EXERCISE DESCRIPTION: Pick each line containing "Kıbrıs" out of the records.

DATA FOR THIS TASK:
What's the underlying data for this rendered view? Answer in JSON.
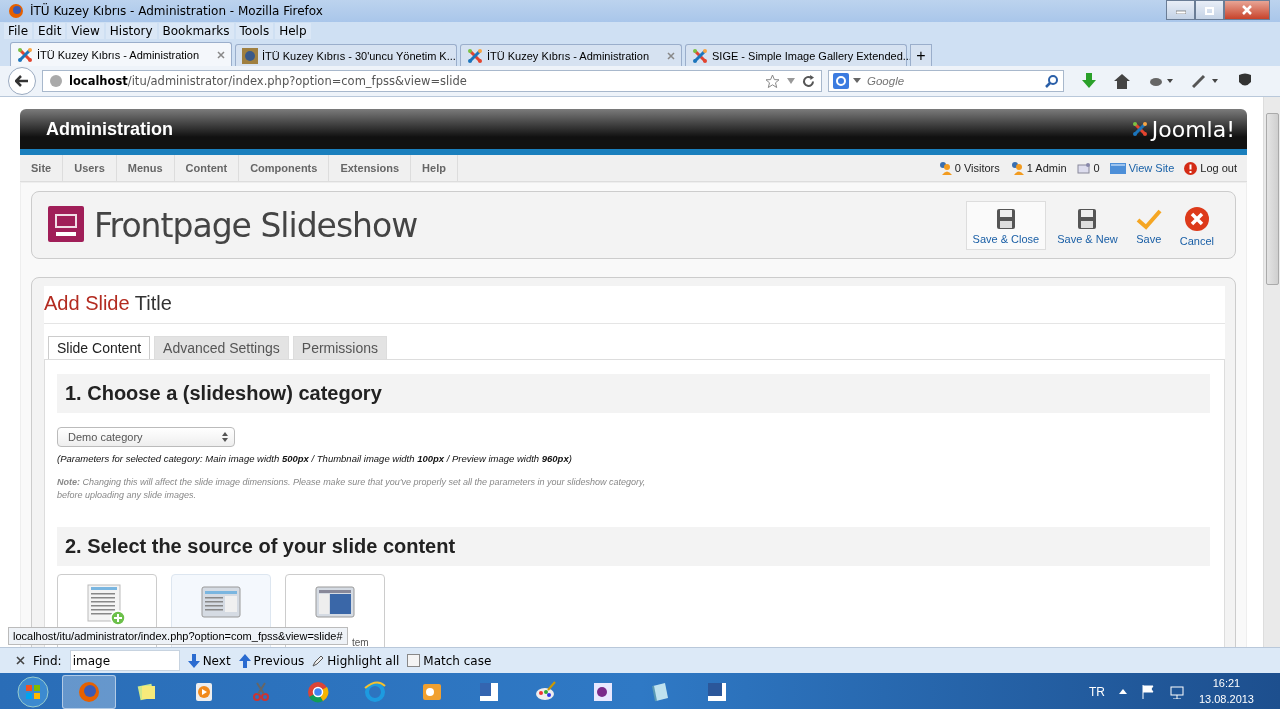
{
  "window": {
    "title": "İTÜ Kuzey Kıbrıs - Administration - Mozilla Firefox"
  },
  "menu": [
    "File",
    "Edit",
    "View",
    "History",
    "Bookmarks",
    "Tools",
    "Help"
  ],
  "browser_tabs": [
    {
      "title": "İTÜ Kuzey Kıbrıs - Administration",
      "selected": true,
      "kind": "joomla"
    },
    {
      "title": "İTÜ Kuzey Kıbrıs - 30'uncu Yönetim K...",
      "selected": false,
      "kind": "site"
    },
    {
      "title": "İTÜ Kuzey Kıbrıs - Administration",
      "selected": false,
      "kind": "joomla"
    },
    {
      "title": "SIGE - Simple Image Gallery Extended...",
      "selected": false,
      "kind": "joomla"
    }
  ],
  "new_tab": "+",
  "address": {
    "host": "localhost",
    "path": "/itu/administrator/index.php?option=com_fpss&view=slide"
  },
  "search": {
    "placeholder": "Google"
  },
  "header": {
    "title": "Administration",
    "logo": "Joomla!"
  },
  "admin_menu": [
    "Site",
    "Users",
    "Menus",
    "Content",
    "Components",
    "Extensions",
    "Help"
  ],
  "status_items": [
    {
      "kind": "visitors",
      "text": "0 Visitors"
    },
    {
      "kind": "admin",
      "text": "1 Admin"
    },
    {
      "kind": "messages",
      "text": "0"
    },
    {
      "kind": "view-site",
      "text": "View Site"
    },
    {
      "kind": "logout",
      "text": "Log out"
    }
  ],
  "page_title": "Frontpage Slideshow",
  "toolbar": [
    {
      "kind": "save",
      "label": "Save & Close",
      "highlighted": true
    },
    {
      "kind": "save",
      "label": "Save & New",
      "highlighted": false
    },
    {
      "kind": "check",
      "label": "Save",
      "highlighted": false
    },
    {
      "kind": "cancel",
      "label": "Cancel",
      "highlighted": false
    }
  ],
  "form": {
    "title_action": "Add Slide",
    "title_rest": "Title",
    "tabs": [
      {
        "label": "Slide Content",
        "selected": true
      },
      {
        "label": "Advanced Settings",
        "selected": false
      },
      {
        "label": "Permissions",
        "selected": false
      }
    ],
    "section_1": {
      "heading": "1. Choose a (slideshow) category",
      "select": "Demo category",
      "params": "(Parameters for selected category: Main image width **500px** / Thumbnail image width **100px** / Preview image width **960px**)",
      "note": "**Note:** Changing this will affect the slide image dimensions. Please make sure that you've properly set all the parameters in your slideshow category, before uploading any slide images."
    },
    "section_2": {
      "heading": "2. Select the source of your slide content",
      "sources": [
        {
          "kind": "new-document",
          "highlighted": false
        },
        {
          "kind": "window",
          "highlighted": true
        },
        {
          "kind": "blue-window",
          "highlighted": false,
          "label": "tem"
        }
      ]
    }
  },
  "link_tooltip": "localhost/itu/administrator/index.php?option=com_fpss&view=slide#",
  "find_bar": {
    "label": "Find:",
    "value": "image",
    "next": "Next",
    "previous": "Previous",
    "highlight": "Highlight all",
    "match_case": {
      "label": "Match case",
      "checked": false
    }
  },
  "taskbar": {
    "apps": [
      {
        "kind": "firefox",
        "active": true
      },
      {
        "kind": "notes",
        "active": false
      },
      {
        "kind": "media",
        "active": false
      },
      {
        "kind": "scissors",
        "active": false
      },
      {
        "kind": "chrome",
        "active": false
      },
      {
        "kind": "ie",
        "active": false
      },
      {
        "kind": "outlook",
        "active": false
      },
      {
        "kind": "visio",
        "active": false
      },
      {
        "kind": "paint",
        "active": false
      },
      {
        "kind": "access",
        "active": false
      },
      {
        "kind": "notepad",
        "active": false
      },
      {
        "kind": "word",
        "active": false
      }
    ],
    "language": "TR",
    "time": "16:21",
    "date": "13.08.2013"
  }
}
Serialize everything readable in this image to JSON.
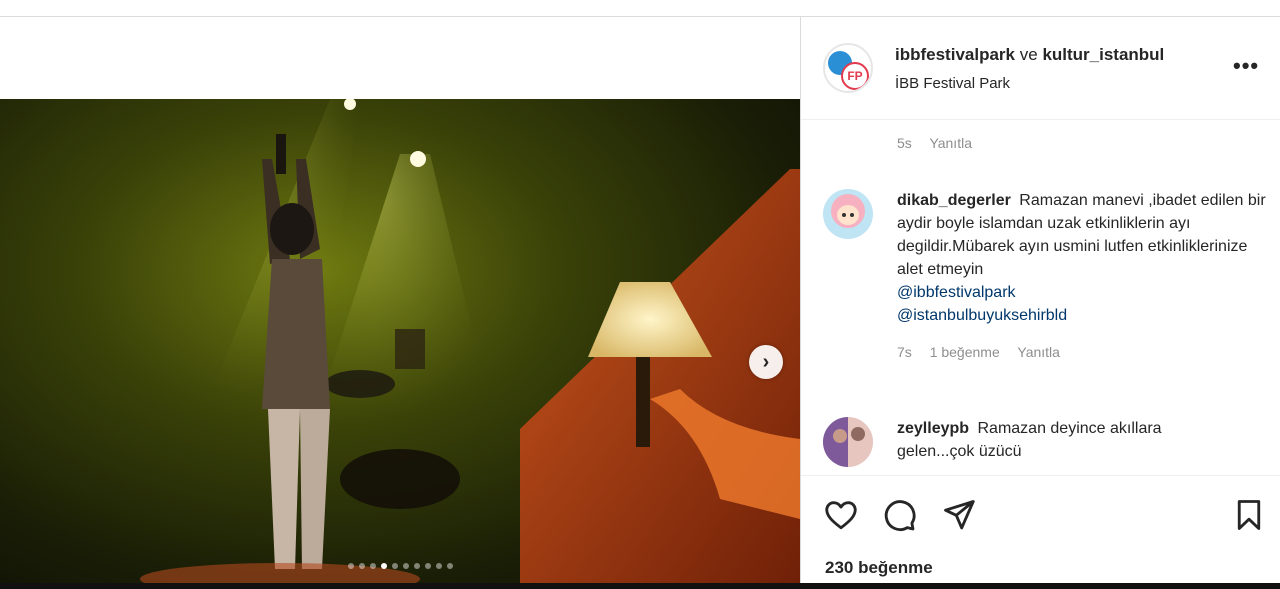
{
  "post": {
    "header": {
      "account_primary": "ibbfestivalpark",
      "joiner": "ve",
      "account_secondary": "kultur_istanbul",
      "location": "İBB Festival Park",
      "more_icon": "more-horizontal-icon"
    },
    "media": {
      "next_icon": "chevron-right-icon",
      "carousel": {
        "total": 10,
        "active_index": 3
      }
    },
    "comments": {
      "previous_meta": {
        "time": "5s",
        "reply": "Yanıtla"
      },
      "items": [
        {
          "username": "dikab_degerler",
          "text": "Ramazan manevi ,ibadet edilen bir aydir boyle islamdan uzak etkinliklerin ayı degildir.Mübarek ayın usmini lutfen etkinliklerinize alet etmeyin",
          "mentions": [
            "@ibbfestivalpark",
            "@istanbulbuyuksehirbld"
          ],
          "time": "7s",
          "likes": "1 beğenme",
          "reply": "Yanıtla"
        },
        {
          "username": "zeylleypb",
          "text": "Ramazan deyince akıllara gelen...çok üzücü"
        }
      ]
    },
    "actions": {
      "like_icon": "heart-icon",
      "comment_icon": "comment-icon",
      "share_icon": "send-icon",
      "save_icon": "bookmark-icon"
    },
    "like_count": "230 beğenme"
  }
}
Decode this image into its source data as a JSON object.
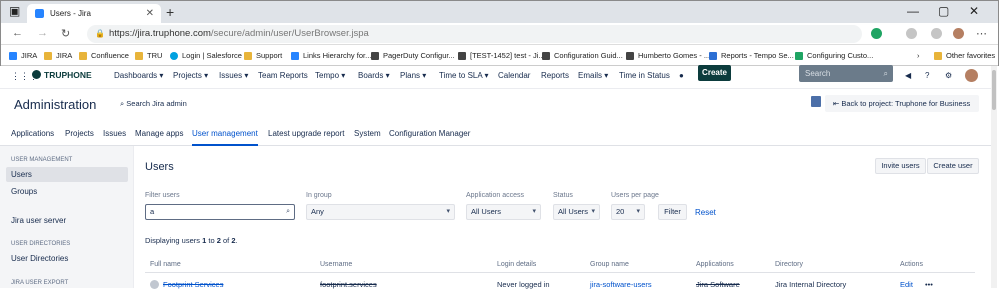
{
  "browser": {
    "tab_title": "Users - Jira",
    "url_host": "https://jira.truphone.com",
    "url_path": "/secure/admin/user/UserBrowser.jspa",
    "bookmarks": [
      "JIRA",
      "JIRA",
      "Confluence",
      "TRU",
      "Login | Salesforce",
      "Support",
      "Links Hierarchy for...",
      "PagerDuty Configur...",
      "[TEST-1452] test - Ji...",
      "Configuration Guid...",
      "Humberto Gomes - ...",
      "Reports - Tempo Se...",
      "Configuring Custo..."
    ],
    "other_favorites": "Other favorites"
  },
  "jira": {
    "logo": "TRUPHONE",
    "nav": [
      "Dashboards ▾",
      "Projects ▾",
      "Issues ▾",
      "Team Reports",
      "Tempo ▾",
      "Boards ▾",
      "Plans ▾",
      "Time to SLA ▾",
      "Calendar",
      "Reports",
      "Emails ▾",
      "Time in Status"
    ],
    "create": "Create",
    "search_placeholder": "Search"
  },
  "admin": {
    "title": "Administration",
    "search": "Search Jira admin",
    "back": "Back to project: Truphone for Business",
    "tabs": [
      "Applications",
      "Projects",
      "Issues",
      "Manage apps",
      "User management",
      "Latest upgrade report",
      "System",
      "Configuration Manager"
    ]
  },
  "sidebar": {
    "h1": "USER MANAGEMENT",
    "users": "Users",
    "groups": "Groups",
    "server": "Jira user server",
    "h2": "USER DIRECTORIES",
    "dirs": "User Directories",
    "h3": "JIRA USER EXPORT"
  },
  "users": {
    "title": "Users",
    "invite": "Invite users",
    "create": "Create user",
    "filter_label": "Filter users",
    "filter_value": "a",
    "group_label": "In group",
    "group_value": "Any",
    "app_label": "Application access",
    "app_value": "All Users",
    "status_label": "Status",
    "status_value": "All Users",
    "perpage_label": "Users per page",
    "perpage_value": "20",
    "filter_btn": "Filter",
    "reset": "Reset",
    "display_pre": "Displaying users ",
    "display_from": "1",
    "display_to_word": " to ",
    "display_to": "2",
    "display_of": " of ",
    "display_total": "2",
    "display_end": ".",
    "columns": [
      "Full name",
      "Username",
      "Login details",
      "Group name",
      "Applications",
      "Directory",
      "Actions"
    ],
    "row": {
      "full_name": "Footprint Services",
      "username": "footprint.services",
      "login": "Never logged in",
      "group": "jira-software-users",
      "app": "Jira Software",
      "directory": "Jira Internal Directory",
      "action": "Edit",
      "more": "•••"
    }
  }
}
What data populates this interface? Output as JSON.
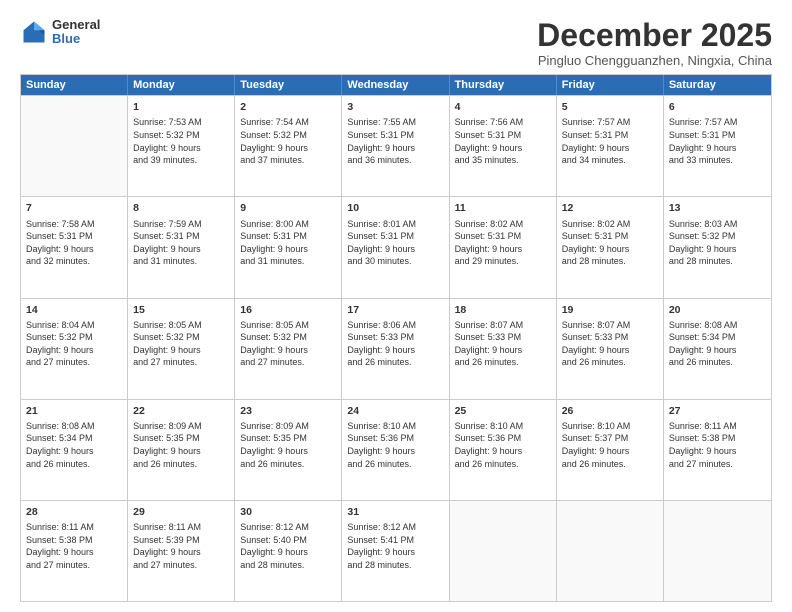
{
  "logo": {
    "general": "General",
    "blue": "Blue"
  },
  "title": "December 2025",
  "subtitle": "Pingluo Chengguanzhen, Ningxia, China",
  "header_days": [
    "Sunday",
    "Monday",
    "Tuesday",
    "Wednesday",
    "Thursday",
    "Friday",
    "Saturday"
  ],
  "rows": [
    [
      {
        "day": "",
        "lines": []
      },
      {
        "day": "1",
        "lines": [
          "Sunrise: 7:53 AM",
          "Sunset: 5:32 PM",
          "Daylight: 9 hours",
          "and 39 minutes."
        ]
      },
      {
        "day": "2",
        "lines": [
          "Sunrise: 7:54 AM",
          "Sunset: 5:32 PM",
          "Daylight: 9 hours",
          "and 37 minutes."
        ]
      },
      {
        "day": "3",
        "lines": [
          "Sunrise: 7:55 AM",
          "Sunset: 5:31 PM",
          "Daylight: 9 hours",
          "and 36 minutes."
        ]
      },
      {
        "day": "4",
        "lines": [
          "Sunrise: 7:56 AM",
          "Sunset: 5:31 PM",
          "Daylight: 9 hours",
          "and 35 minutes."
        ]
      },
      {
        "day": "5",
        "lines": [
          "Sunrise: 7:57 AM",
          "Sunset: 5:31 PM",
          "Daylight: 9 hours",
          "and 34 minutes."
        ]
      },
      {
        "day": "6",
        "lines": [
          "Sunrise: 7:57 AM",
          "Sunset: 5:31 PM",
          "Daylight: 9 hours",
          "and 33 minutes."
        ]
      }
    ],
    [
      {
        "day": "7",
        "lines": [
          "Sunrise: 7:58 AM",
          "Sunset: 5:31 PM",
          "Daylight: 9 hours",
          "and 32 minutes."
        ]
      },
      {
        "day": "8",
        "lines": [
          "Sunrise: 7:59 AM",
          "Sunset: 5:31 PM",
          "Daylight: 9 hours",
          "and 31 minutes."
        ]
      },
      {
        "day": "9",
        "lines": [
          "Sunrise: 8:00 AM",
          "Sunset: 5:31 PM",
          "Daylight: 9 hours",
          "and 31 minutes."
        ]
      },
      {
        "day": "10",
        "lines": [
          "Sunrise: 8:01 AM",
          "Sunset: 5:31 PM",
          "Daylight: 9 hours",
          "and 30 minutes."
        ]
      },
      {
        "day": "11",
        "lines": [
          "Sunrise: 8:02 AM",
          "Sunset: 5:31 PM",
          "Daylight: 9 hours",
          "and 29 minutes."
        ]
      },
      {
        "day": "12",
        "lines": [
          "Sunrise: 8:02 AM",
          "Sunset: 5:31 PM",
          "Daylight: 9 hours",
          "and 28 minutes."
        ]
      },
      {
        "day": "13",
        "lines": [
          "Sunrise: 8:03 AM",
          "Sunset: 5:32 PM",
          "Daylight: 9 hours",
          "and 28 minutes."
        ]
      }
    ],
    [
      {
        "day": "14",
        "lines": [
          "Sunrise: 8:04 AM",
          "Sunset: 5:32 PM",
          "Daylight: 9 hours",
          "and 27 minutes."
        ]
      },
      {
        "day": "15",
        "lines": [
          "Sunrise: 8:05 AM",
          "Sunset: 5:32 PM",
          "Daylight: 9 hours",
          "and 27 minutes."
        ]
      },
      {
        "day": "16",
        "lines": [
          "Sunrise: 8:05 AM",
          "Sunset: 5:32 PM",
          "Daylight: 9 hours",
          "and 27 minutes."
        ]
      },
      {
        "day": "17",
        "lines": [
          "Sunrise: 8:06 AM",
          "Sunset: 5:33 PM",
          "Daylight: 9 hours",
          "and 26 minutes."
        ]
      },
      {
        "day": "18",
        "lines": [
          "Sunrise: 8:07 AM",
          "Sunset: 5:33 PM",
          "Daylight: 9 hours",
          "and 26 minutes."
        ]
      },
      {
        "day": "19",
        "lines": [
          "Sunrise: 8:07 AM",
          "Sunset: 5:33 PM",
          "Daylight: 9 hours",
          "and 26 minutes."
        ]
      },
      {
        "day": "20",
        "lines": [
          "Sunrise: 8:08 AM",
          "Sunset: 5:34 PM",
          "Daylight: 9 hours",
          "and 26 minutes."
        ]
      }
    ],
    [
      {
        "day": "21",
        "lines": [
          "Sunrise: 8:08 AM",
          "Sunset: 5:34 PM",
          "Daylight: 9 hours",
          "and 26 minutes."
        ]
      },
      {
        "day": "22",
        "lines": [
          "Sunrise: 8:09 AM",
          "Sunset: 5:35 PM",
          "Daylight: 9 hours",
          "and 26 minutes."
        ]
      },
      {
        "day": "23",
        "lines": [
          "Sunrise: 8:09 AM",
          "Sunset: 5:35 PM",
          "Daylight: 9 hours",
          "and 26 minutes."
        ]
      },
      {
        "day": "24",
        "lines": [
          "Sunrise: 8:10 AM",
          "Sunset: 5:36 PM",
          "Daylight: 9 hours",
          "and 26 minutes."
        ]
      },
      {
        "day": "25",
        "lines": [
          "Sunrise: 8:10 AM",
          "Sunset: 5:36 PM",
          "Daylight: 9 hours",
          "and 26 minutes."
        ]
      },
      {
        "day": "26",
        "lines": [
          "Sunrise: 8:10 AM",
          "Sunset: 5:37 PM",
          "Daylight: 9 hours",
          "and 26 minutes."
        ]
      },
      {
        "day": "27",
        "lines": [
          "Sunrise: 8:11 AM",
          "Sunset: 5:38 PM",
          "Daylight: 9 hours",
          "and 27 minutes."
        ]
      }
    ],
    [
      {
        "day": "28",
        "lines": [
          "Sunrise: 8:11 AM",
          "Sunset: 5:38 PM",
          "Daylight: 9 hours",
          "and 27 minutes."
        ]
      },
      {
        "day": "29",
        "lines": [
          "Sunrise: 8:11 AM",
          "Sunset: 5:39 PM",
          "Daylight: 9 hours",
          "and 27 minutes."
        ]
      },
      {
        "day": "30",
        "lines": [
          "Sunrise: 8:12 AM",
          "Sunset: 5:40 PM",
          "Daylight: 9 hours",
          "and 28 minutes."
        ]
      },
      {
        "day": "31",
        "lines": [
          "Sunrise: 8:12 AM",
          "Sunset: 5:41 PM",
          "Daylight: 9 hours",
          "and 28 minutes."
        ]
      },
      {
        "day": "",
        "lines": []
      },
      {
        "day": "",
        "lines": []
      },
      {
        "day": "",
        "lines": []
      }
    ]
  ]
}
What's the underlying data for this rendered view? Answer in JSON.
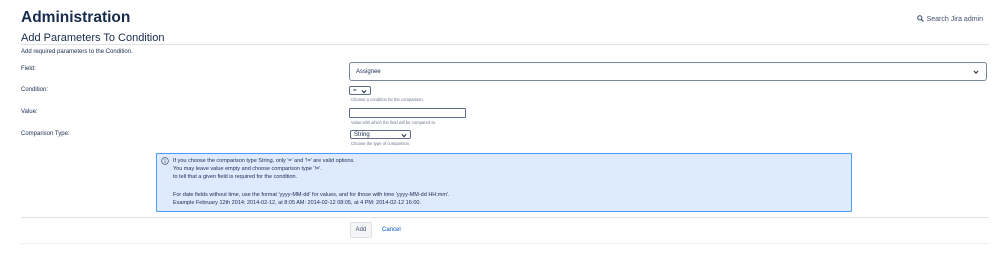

COMPLETED TASK:
    "title": "İTÜ Kuzey Kıbrıs - Administration - Mozilla Firefox"
      "title": "İTÜ Kuzey Kıbrıs - Administration",
      "title": "İTÜ Kuzey Kıbrıs - 30'uncu Yönetim K...",
      "title": "İTÜ Kuzey Kıbrıs - Administration",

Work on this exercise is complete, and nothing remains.